## SUPPLIED RECORDS
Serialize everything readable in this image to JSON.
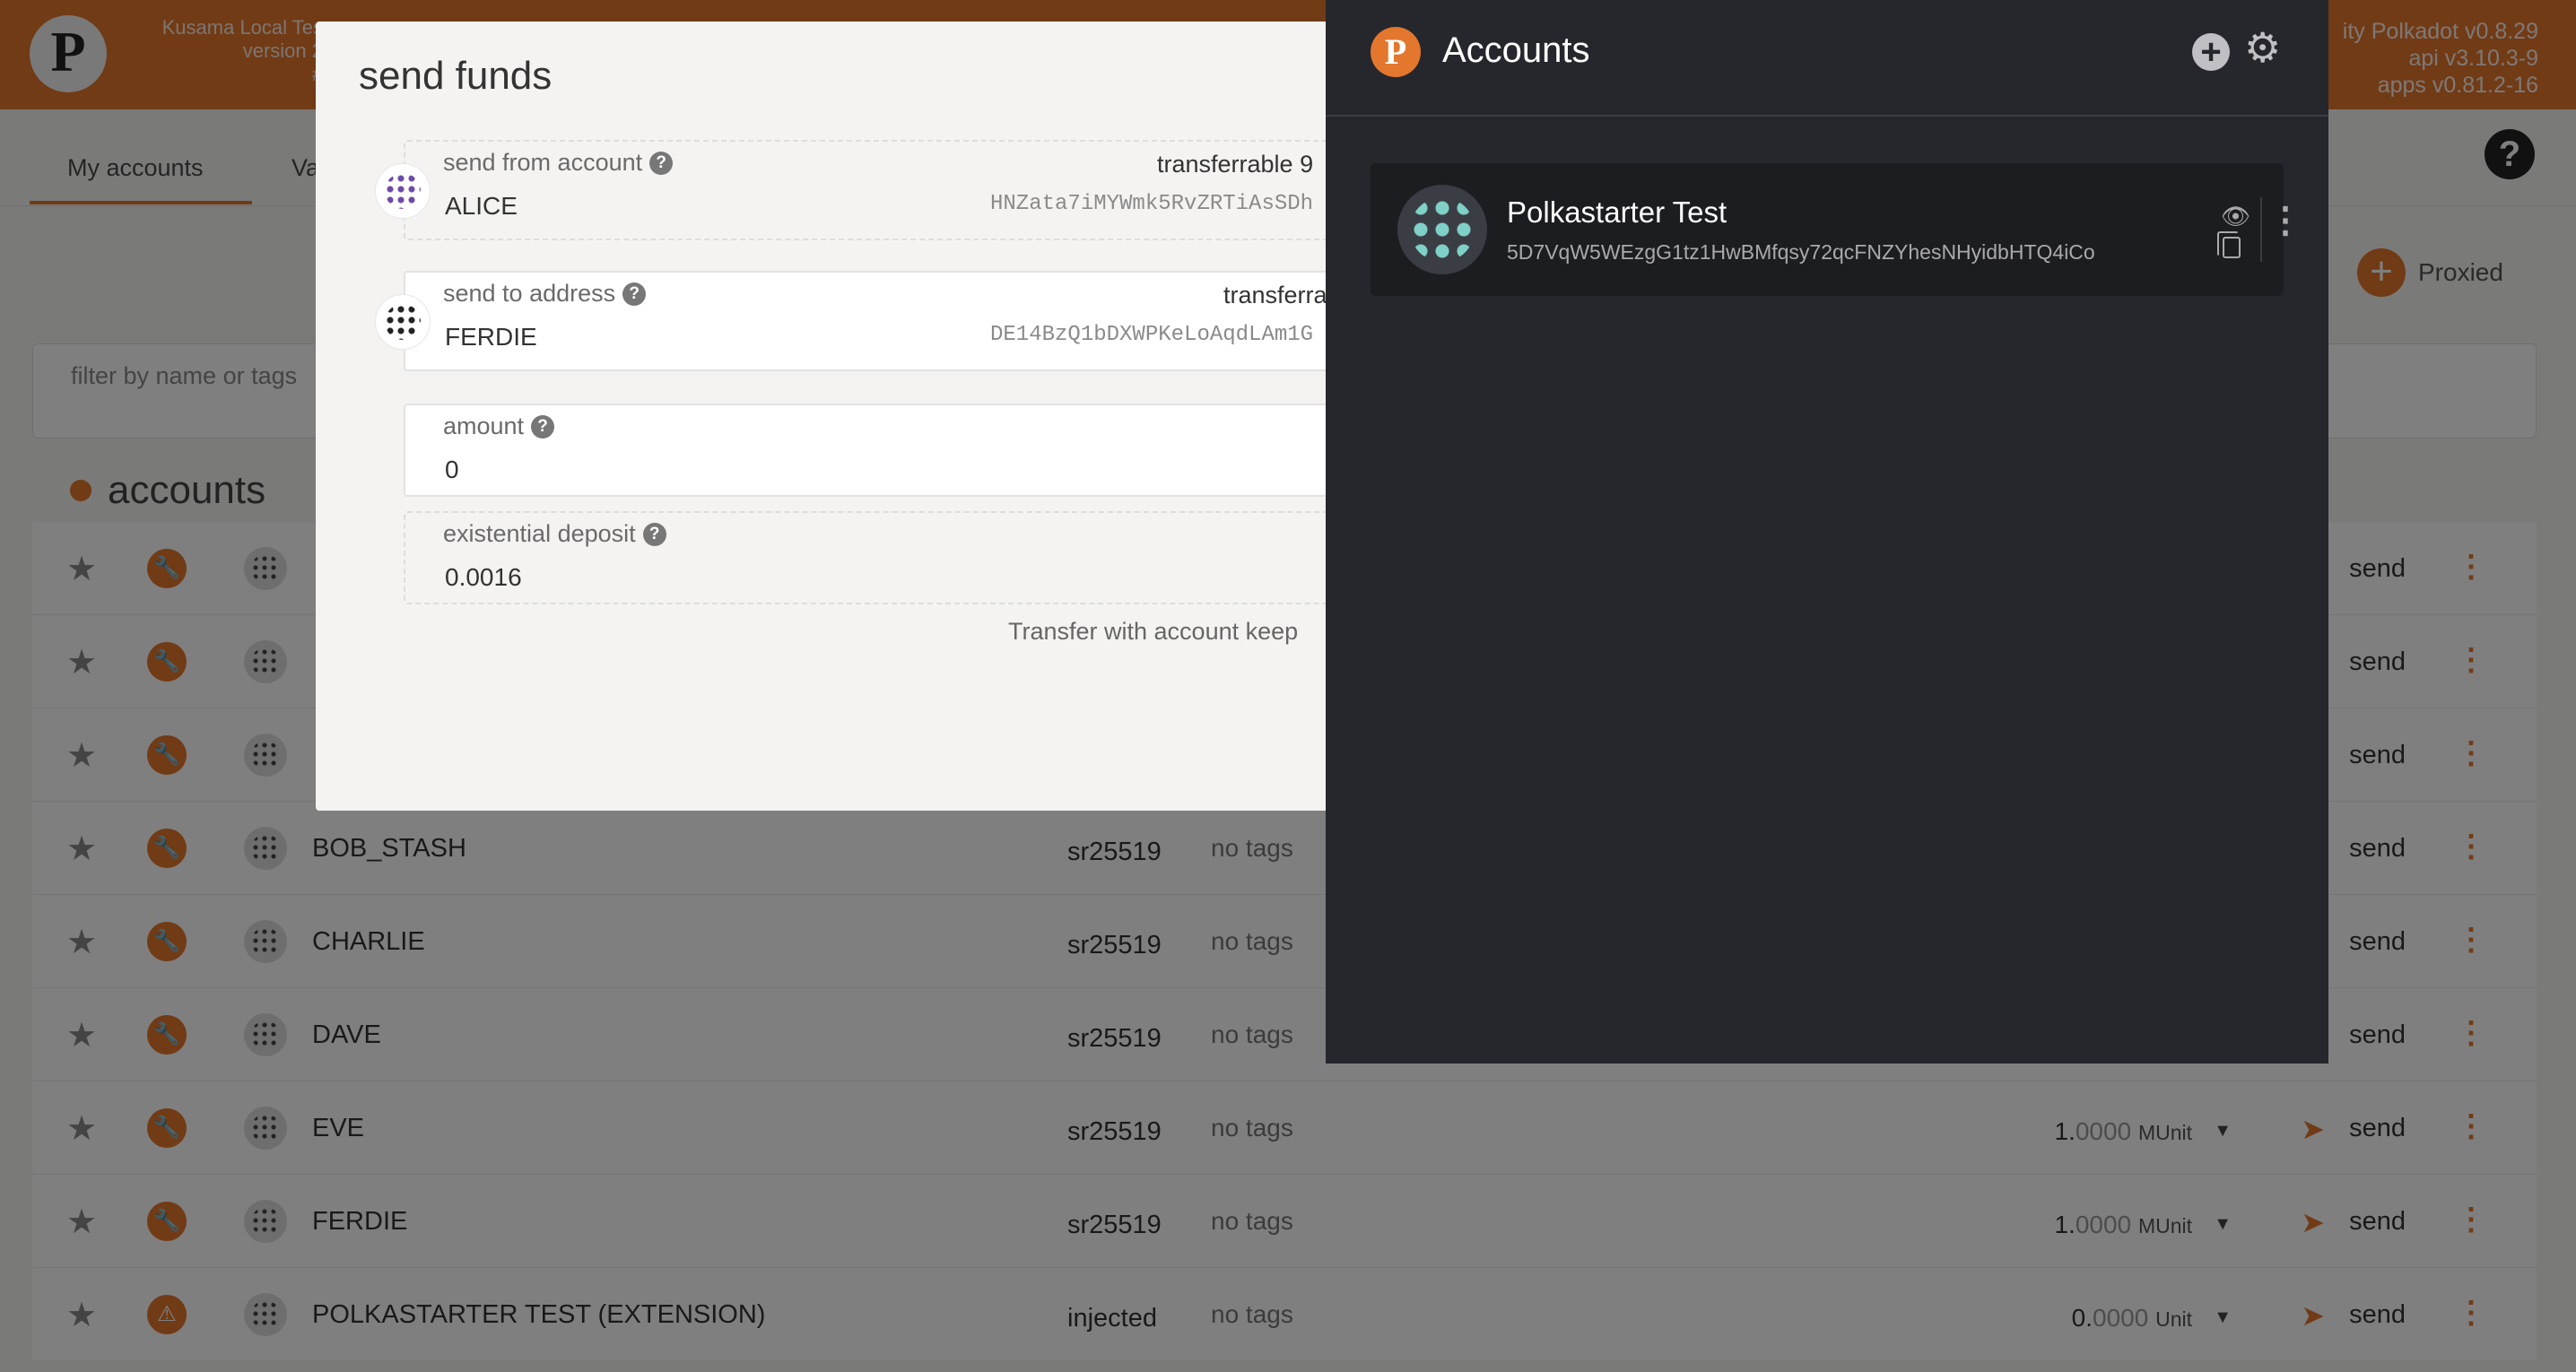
{
  "app": {
    "chain_info": [
      "Kusama Local Tes",
      "version 2",
      "#"
    ],
    "version_info": [
      "ity Polkadot v0.8.29",
      "api v3.10.3-9",
      "apps v0.81.2-16"
    ]
  },
  "tabs": [
    {
      "label": "My accounts"
    },
    {
      "label": "Va"
    }
  ],
  "header": {
    "proxied_label": "Proxied",
    "filter_placeholder": "filter by name or tags",
    "section_title": "accounts"
  },
  "rows": [
    {
      "name": "",
      "type": "",
      "tags": "",
      "balance_int": "",
      "balance_dec": "",
      "balance_unit": "",
      "send": "send"
    },
    {
      "name": "",
      "type": "",
      "tags": "",
      "balance_int": "",
      "balance_dec": "",
      "balance_unit": "",
      "send": "send"
    },
    {
      "name": "",
      "type": "",
      "tags": "",
      "balance_int": "",
      "balance_dec": "",
      "balance_unit": "",
      "send": "send"
    },
    {
      "name": "BOB_STASH",
      "type": "sr25519",
      "tags": "no tags",
      "balance_int": "",
      "balance_dec": "",
      "balance_unit": "",
      "send": "send"
    },
    {
      "name": "CHARLIE",
      "type": "sr25519",
      "tags": "no tags",
      "balance_int": "",
      "balance_dec": "",
      "balance_unit": "",
      "send": "send"
    },
    {
      "name": "DAVE",
      "type": "sr25519",
      "tags": "no tags",
      "balance_int": "",
      "balance_dec": "",
      "balance_unit": "",
      "send": "send"
    },
    {
      "name": "EVE",
      "type": "sr25519",
      "tags": "no tags",
      "balance_int": "1.",
      "balance_dec": "0000",
      "balance_unit": "MUnit",
      "send": "send"
    },
    {
      "name": "FERDIE",
      "type": "sr25519",
      "tags": "no tags",
      "balance_int": "1.",
      "balance_dec": "0000",
      "balance_unit": "MUnit",
      "send": "send"
    },
    {
      "name": "POLKASTARTER TEST (EXTENSION)",
      "type": "injected",
      "tags": "no tags",
      "balance_int": "0.",
      "balance_dec": "0000",
      "balance_unit": "Unit",
      "send": "send"
    }
  ],
  "modal": {
    "title": "send funds",
    "from": {
      "label": "send from account",
      "value": "ALICE",
      "right": "transferrable 9",
      "address": "HNZata7iMYWmk5RvZRTiAsSDh"
    },
    "to": {
      "label": "send to address",
      "value": "FERDIE",
      "right": "transferra",
      "address": "DE14BzQ1bDXWPKeLoAqdLAm1G"
    },
    "amount": {
      "label": "amount",
      "value": "0"
    },
    "deposit": {
      "label": "existential deposit",
      "value": "0.0016"
    },
    "note": "Transfer with account keep"
  },
  "extension": {
    "title": "Accounts",
    "account": {
      "name": "Polkastarter Test",
      "address": "5D7VqW5WEzgG1tz1HwBMfqsy72qcFNZYhesNHyidbHTQ4iCo"
    }
  },
  "colors": {
    "accent": "#e2772d",
    "ext_bg": "#26272c",
    "card_bg": "#1c1d21"
  }
}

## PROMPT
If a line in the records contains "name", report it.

## WRITTEN ANSWER
    "filter_placeholder": "filter by name or tags",
      "name": "",
      "name": "",
      "name": "",
      "name": "BOB_STASH",
      "name": "CHARLIE",
      "name": "DAVE",
      "name": "EVE",
      "name": "FERDIE",
      "name": "POLKASTARTER TEST (EXTENSION)",
      "name": "Polkastarter Test",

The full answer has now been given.